The time to favour Zion has come, even the set time'; and the proof is this, that Thy servants take pleasure in her stones and favour the dust thereof.' When her absolute condition

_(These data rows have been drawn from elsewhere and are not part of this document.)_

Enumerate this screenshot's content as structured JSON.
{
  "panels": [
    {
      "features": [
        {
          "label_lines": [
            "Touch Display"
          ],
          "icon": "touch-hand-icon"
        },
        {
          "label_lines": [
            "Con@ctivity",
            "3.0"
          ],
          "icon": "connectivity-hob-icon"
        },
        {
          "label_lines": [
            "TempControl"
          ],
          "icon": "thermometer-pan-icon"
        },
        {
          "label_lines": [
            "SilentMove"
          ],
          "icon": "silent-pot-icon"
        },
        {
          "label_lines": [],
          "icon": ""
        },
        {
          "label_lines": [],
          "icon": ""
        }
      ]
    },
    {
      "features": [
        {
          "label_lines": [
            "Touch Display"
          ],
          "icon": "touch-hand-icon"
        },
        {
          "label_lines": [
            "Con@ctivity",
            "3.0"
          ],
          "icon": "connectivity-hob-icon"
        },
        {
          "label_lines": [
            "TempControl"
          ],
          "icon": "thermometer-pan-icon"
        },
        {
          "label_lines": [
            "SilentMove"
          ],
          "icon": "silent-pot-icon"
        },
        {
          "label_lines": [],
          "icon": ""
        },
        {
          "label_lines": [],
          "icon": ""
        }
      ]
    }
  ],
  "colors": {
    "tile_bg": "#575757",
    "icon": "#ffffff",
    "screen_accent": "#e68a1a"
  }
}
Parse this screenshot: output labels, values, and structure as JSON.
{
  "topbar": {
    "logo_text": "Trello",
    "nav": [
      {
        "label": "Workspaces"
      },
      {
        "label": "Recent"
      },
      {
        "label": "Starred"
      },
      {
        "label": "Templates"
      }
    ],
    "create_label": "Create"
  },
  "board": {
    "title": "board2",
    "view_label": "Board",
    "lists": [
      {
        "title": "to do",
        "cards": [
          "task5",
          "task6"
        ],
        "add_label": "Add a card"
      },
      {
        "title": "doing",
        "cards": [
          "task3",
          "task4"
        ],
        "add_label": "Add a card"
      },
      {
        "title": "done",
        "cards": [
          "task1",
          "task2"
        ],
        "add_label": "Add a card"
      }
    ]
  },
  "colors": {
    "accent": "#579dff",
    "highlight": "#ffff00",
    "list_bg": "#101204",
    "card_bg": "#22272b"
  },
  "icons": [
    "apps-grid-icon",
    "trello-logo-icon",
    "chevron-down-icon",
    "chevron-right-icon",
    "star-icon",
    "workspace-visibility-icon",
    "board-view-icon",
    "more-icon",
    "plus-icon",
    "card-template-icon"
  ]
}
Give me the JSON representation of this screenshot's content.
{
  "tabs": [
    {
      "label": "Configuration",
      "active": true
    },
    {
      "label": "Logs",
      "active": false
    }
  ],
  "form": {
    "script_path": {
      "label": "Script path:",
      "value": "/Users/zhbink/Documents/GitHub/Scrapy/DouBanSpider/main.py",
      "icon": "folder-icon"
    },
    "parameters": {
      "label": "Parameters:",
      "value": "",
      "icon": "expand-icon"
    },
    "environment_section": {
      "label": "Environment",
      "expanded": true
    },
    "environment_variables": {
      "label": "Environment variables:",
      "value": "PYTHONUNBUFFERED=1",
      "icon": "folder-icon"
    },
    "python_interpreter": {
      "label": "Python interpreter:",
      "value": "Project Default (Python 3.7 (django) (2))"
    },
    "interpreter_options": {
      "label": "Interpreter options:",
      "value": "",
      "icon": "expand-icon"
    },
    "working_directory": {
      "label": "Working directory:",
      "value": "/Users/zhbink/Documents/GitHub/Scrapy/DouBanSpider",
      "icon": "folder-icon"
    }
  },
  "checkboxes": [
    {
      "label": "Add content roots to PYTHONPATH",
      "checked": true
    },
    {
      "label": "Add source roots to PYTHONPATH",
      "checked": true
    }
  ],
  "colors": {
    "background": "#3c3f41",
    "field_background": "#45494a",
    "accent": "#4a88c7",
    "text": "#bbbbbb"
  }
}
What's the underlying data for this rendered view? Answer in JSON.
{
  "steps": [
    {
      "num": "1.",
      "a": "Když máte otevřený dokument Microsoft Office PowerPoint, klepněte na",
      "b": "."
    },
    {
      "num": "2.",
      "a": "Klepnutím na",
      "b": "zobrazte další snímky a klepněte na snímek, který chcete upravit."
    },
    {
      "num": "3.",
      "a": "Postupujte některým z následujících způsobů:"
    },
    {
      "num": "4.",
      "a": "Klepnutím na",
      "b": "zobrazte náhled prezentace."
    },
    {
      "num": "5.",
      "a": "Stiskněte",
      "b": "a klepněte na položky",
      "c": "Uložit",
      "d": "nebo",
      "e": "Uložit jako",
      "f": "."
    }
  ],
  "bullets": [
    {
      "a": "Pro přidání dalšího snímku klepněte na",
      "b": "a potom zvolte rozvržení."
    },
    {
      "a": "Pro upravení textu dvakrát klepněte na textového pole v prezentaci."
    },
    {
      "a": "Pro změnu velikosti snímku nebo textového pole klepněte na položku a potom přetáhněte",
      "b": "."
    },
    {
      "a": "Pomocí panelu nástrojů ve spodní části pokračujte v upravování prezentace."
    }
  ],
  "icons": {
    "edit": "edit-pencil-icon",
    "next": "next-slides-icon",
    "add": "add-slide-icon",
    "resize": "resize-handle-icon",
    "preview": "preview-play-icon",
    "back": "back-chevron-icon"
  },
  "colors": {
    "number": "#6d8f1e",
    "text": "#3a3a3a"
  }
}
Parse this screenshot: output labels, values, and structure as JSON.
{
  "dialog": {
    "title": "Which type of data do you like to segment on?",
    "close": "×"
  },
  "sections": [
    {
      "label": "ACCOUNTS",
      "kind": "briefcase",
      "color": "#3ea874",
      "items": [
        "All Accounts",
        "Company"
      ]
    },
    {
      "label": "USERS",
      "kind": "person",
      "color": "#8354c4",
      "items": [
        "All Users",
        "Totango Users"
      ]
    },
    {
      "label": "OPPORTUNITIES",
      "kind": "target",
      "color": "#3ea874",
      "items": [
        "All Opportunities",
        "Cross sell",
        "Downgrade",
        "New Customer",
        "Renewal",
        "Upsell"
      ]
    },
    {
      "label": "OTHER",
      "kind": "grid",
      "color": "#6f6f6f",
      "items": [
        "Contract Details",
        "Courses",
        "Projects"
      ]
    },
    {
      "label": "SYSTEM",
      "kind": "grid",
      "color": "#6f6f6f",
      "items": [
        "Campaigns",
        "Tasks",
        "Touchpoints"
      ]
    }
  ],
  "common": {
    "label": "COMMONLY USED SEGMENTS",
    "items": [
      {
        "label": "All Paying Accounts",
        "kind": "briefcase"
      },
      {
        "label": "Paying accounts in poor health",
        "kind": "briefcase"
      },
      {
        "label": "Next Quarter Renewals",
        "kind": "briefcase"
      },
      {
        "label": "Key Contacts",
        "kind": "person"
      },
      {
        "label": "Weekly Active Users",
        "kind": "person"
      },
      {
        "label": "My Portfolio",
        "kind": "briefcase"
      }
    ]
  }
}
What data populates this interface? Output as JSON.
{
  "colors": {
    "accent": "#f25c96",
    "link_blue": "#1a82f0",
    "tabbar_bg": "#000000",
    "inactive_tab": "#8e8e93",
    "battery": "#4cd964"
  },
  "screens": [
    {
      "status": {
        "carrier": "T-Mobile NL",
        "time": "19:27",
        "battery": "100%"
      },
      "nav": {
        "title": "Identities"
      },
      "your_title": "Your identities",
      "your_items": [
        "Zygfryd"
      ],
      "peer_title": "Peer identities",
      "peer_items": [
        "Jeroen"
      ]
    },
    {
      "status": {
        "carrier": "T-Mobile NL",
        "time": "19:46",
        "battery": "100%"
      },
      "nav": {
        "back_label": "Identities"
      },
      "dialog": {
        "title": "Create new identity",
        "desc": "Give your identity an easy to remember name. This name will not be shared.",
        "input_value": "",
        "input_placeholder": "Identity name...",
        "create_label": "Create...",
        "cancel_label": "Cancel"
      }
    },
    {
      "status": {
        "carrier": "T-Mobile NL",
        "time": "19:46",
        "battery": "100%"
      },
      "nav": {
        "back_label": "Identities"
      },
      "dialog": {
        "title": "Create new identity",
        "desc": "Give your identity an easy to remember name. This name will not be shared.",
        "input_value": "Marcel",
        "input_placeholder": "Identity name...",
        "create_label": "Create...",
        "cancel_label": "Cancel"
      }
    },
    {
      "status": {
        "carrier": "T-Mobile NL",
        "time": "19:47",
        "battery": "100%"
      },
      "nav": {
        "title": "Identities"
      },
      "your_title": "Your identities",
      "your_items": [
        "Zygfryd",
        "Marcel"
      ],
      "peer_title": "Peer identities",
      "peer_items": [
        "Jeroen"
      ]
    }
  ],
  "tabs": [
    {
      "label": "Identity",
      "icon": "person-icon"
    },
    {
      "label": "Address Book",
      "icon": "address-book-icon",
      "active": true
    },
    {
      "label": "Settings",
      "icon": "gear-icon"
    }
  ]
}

of ruin presses on the Church's heart, this Psalm seems to say that the time of favour is at hand; and if the Christian churches, by such work being given to them as this resolution refers to, are turning their attention to the lowest position of the human race, favouring the very dust thereof, then may we not hope that the time to favour us is come-the time that Thou hast set'? Then, further, in connection with this same thought, see how God honours His Church by giving her the opportunity to have faith in Him, and in His truth; not reckoning it effete and inept in these days, but as strong for the salvation of the human family as ever, and, therefore, we may apply it to-day to the lowest specimens that the world can furnish. If there are some who say, 'That is well enough for them, but we have outgrown the necessity; we have outgrown the applicability to us of that sort of Gospel '-I cannot concern myself much about any vaunt of that kind, while I remember that the only time when we read that our Lord was glad at heart, it is said that He rejoiced in spirit, and said, 'I thank Thee, O Father, Lord of heaven and earth, because Thou hast hid these things from the wise and prudent, and hast revealed them unto babes. Even so, Father, for so it seems good in Thy sight.'"